(BRIEF): Collect each line of the entries that holds the string "select".

*** Opening of SUPPLIED MATERIAL ***

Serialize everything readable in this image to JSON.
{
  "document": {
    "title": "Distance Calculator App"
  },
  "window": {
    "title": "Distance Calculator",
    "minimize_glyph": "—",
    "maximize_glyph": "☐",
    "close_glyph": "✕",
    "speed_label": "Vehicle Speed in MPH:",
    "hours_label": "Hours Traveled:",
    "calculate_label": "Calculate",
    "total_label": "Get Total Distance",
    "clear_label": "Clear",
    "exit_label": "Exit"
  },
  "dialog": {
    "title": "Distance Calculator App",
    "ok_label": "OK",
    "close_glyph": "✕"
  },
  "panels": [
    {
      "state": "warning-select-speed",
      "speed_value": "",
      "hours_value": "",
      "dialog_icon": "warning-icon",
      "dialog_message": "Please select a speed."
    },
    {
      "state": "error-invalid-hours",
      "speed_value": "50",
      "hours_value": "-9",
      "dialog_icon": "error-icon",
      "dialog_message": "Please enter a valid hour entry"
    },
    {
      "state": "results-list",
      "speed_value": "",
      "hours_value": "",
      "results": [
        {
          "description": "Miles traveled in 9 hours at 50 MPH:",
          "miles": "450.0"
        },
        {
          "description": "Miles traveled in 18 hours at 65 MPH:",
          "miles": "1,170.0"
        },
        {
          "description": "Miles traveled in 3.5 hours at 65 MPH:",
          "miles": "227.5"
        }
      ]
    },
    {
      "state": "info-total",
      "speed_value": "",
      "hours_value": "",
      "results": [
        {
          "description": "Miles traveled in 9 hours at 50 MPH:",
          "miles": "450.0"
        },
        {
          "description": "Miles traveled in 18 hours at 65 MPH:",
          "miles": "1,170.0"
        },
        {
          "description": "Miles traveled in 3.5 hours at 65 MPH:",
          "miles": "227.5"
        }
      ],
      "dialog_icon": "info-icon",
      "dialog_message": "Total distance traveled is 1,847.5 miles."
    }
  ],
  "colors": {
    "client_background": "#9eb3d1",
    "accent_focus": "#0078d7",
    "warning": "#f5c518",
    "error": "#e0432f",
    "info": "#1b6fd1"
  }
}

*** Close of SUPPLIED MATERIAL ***

(ANSWER FOR THE TASK):
      "state": "warning-select-speed",
      "dialog_message": "Please select a speed."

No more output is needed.